Some guys may love extreme sports, but extreme sleep habits are bad news in the fertility department. Sleeping too little, say less than six hours a night, will make it a lot harder for you to “shoot live rounds” when it comes to trying to start a family. Not only libido but testosterone levels plummet when you are sleep deprived.

The big surprise is that sleeping too much also has an adverse effect. The image of the lion snoozing under the tree all day is not a viable analogy for human studs. Finding the right balance that works for your activity level is the key. It is recommended that you get between six and nine hours per night, but seven to eight hours of sleep are considered ideal for optimizing male fertility.

For women

Follicle-stimulating hormone is the body chemical responsible for regulating a woman’s reproductive cycle and ovulation. Sleep is a vital factor in production of this and other important hormones such as melatonin which protects the eggs from toxins and free radicals in the body.

Light is a key factor in melatonin production. While it is fine to keep the lights on while making whoopee, your sleep space should be dark after play time. Habits like keeping your mobile device next to your bed or keeping the TV on all night for company can serious disrupt your natural sleep cycles, and body processes along with them.

A minimum of six hours per night is essential to health and fertility, and seven to nine hours are optimal. Unlike the gents though, there is no evidence showing that women who sleep “too much”, say nine or more hours regularly, have anything but health benefits to show for it. If you are suffering from chronic fatigue though, feeling as if you are never rested even after sleeping nine or ten hours, you should consult your physician.

The impact of chemically induced sleep:

Even though melatonin is good for your eggs ladies, don’t start popping chewable melatonin tablets like vitamins.

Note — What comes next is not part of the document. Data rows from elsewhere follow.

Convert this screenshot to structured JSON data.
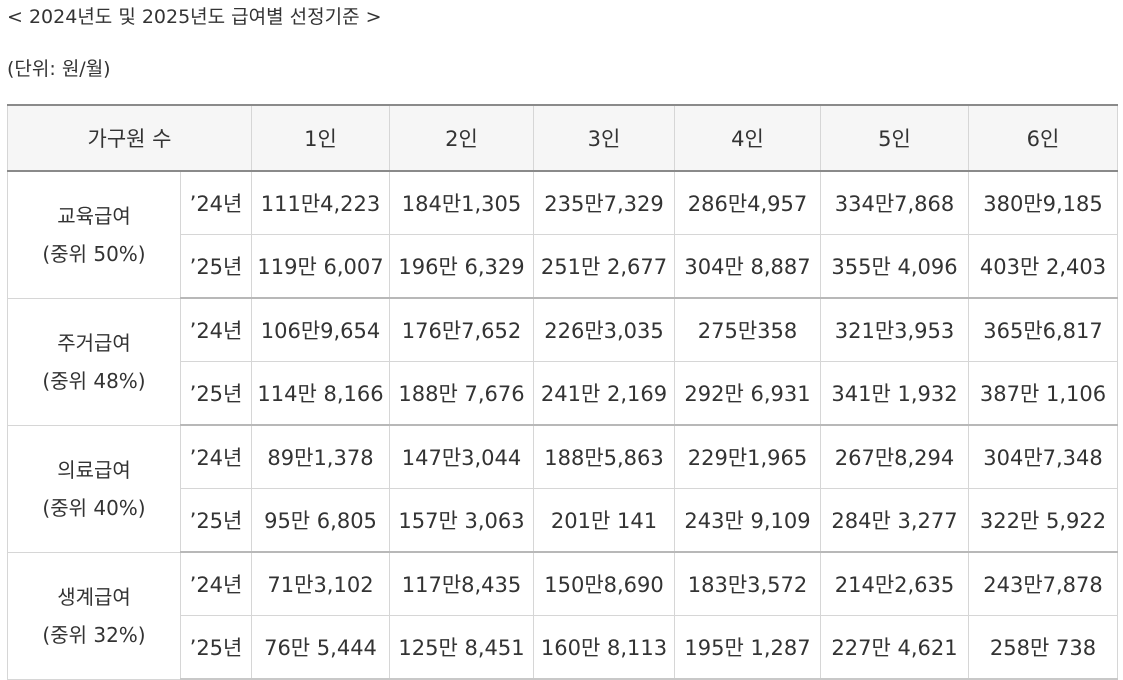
{
  "title": "< 2024년도 및 2025년도 급여별 선정기준 >",
  "unit": "(단위: 원/월)",
  "table": {
    "header_household": "가구원 수",
    "headers": [
      "1인",
      "2인",
      "3인",
      "4인",
      "5인",
      "6인"
    ],
    "groups": [
      {
        "name": "교육급여",
        "ratio": "(중위 50%)",
        "rows": [
          {
            "year": "’24년",
            "values": [
              "111만4,223",
              "184만1,305",
              "235만7,329",
              "286만4,957",
              "334만7,868",
              "380만9,185"
            ]
          },
          {
            "year": "’25년",
            "values": [
              "119만 6,007",
              "196만 6,329",
              "251만 2,677",
              "304만 8,887",
              "355만 4,096",
              "403만 2,403"
            ]
          }
        ]
      },
      {
        "name": "주거급여",
        "ratio": "(중위 48%)",
        "rows": [
          {
            "year": "’24년",
            "values": [
              "106만9,654",
              "176만7,652",
              "226만3,035",
              "275만358",
              "321만3,953",
              "365만6,817"
            ]
          },
          {
            "year": "’25년",
            "values": [
              "114만 8,166",
              "188만 7,676",
              "241만 2,169",
              "292만 6,931",
              "341만 1,932",
              "387만 1,106"
            ]
          }
        ]
      },
      {
        "name": "의료급여",
        "ratio": "(중위 40%)",
        "rows": [
          {
            "year": "’24년",
            "values": [
              "89만1,378",
              "147만3,044",
              "188만5,863",
              "229만1,965",
              "267만8,294",
              "304만7,348"
            ]
          },
          {
            "year": "’25년",
            "values": [
              "95만 6,805",
              "157만 3,063",
              "201만 141",
              "243만 9,109",
              "284만 3,277",
              "322만 5,922"
            ]
          }
        ]
      },
      {
        "name": "생계급여",
        "ratio": "(중위 32%)",
        "rows": [
          {
            "year": "’24년",
            "values": [
              "71만3,102",
              "117만8,435",
              "150만8,690",
              "183만3,572",
              "214만2,635",
              "243만7,878"
            ]
          },
          {
            "year": "’25년",
            "values": [
              "76만 5,444",
              "125만 8,451",
              "160만 8,113",
              "195만 1,287",
              "227만 4,621",
              "258만 738"
            ]
          }
        ]
      }
    ]
  }
}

Externally sourced melatonin may help you to relax, but it is the naturally occurring melatonin produced by your body that offers the additional protective benefits.

Any other sleep aid, prescription or non, must be discussed with your doctor as to what potential effects it may have on your fertility. Also, be wary of alcohol as it may help you relax and sleep more soundly, but it also interrupts your sleep archictecture and can induce dehydration.

Don’t get stressed….

I know, easy to say. It takes two to initiate the miracle of life though. Scheduling your intimate encounters around temperature measurements and ovulation calendars can take the pizzazz out of your love life.

A suggestion ladies is that rather than dragging your man to the bed by his ankles like a raving maenad shrieking “The doctor said we have to do it now!”, try seducing him.

The psychological factor is huge, for both of you. Try not to let the process and desired outcome eclipse the fact that you are trying to have a child because you dig each other. Getting pregnant is important, but don’t forget to have fun while you are trying.

Sleep time is an investment in prolonged good health and longevity, that improves your appreciation and enjoyment of life.

For many people having a family is one of the best things life has to offer. While economic stability is a contributing factor to a quality life, getting too caught up in the insecurity trap of always needing more just might be obstructing your dream life.

If you pare down what is essential for your happiness, and differentiate between wants and needs, it becomes simpler to prioritize. Once your motives are clear and your goals realistic, you will literally sleep much easier.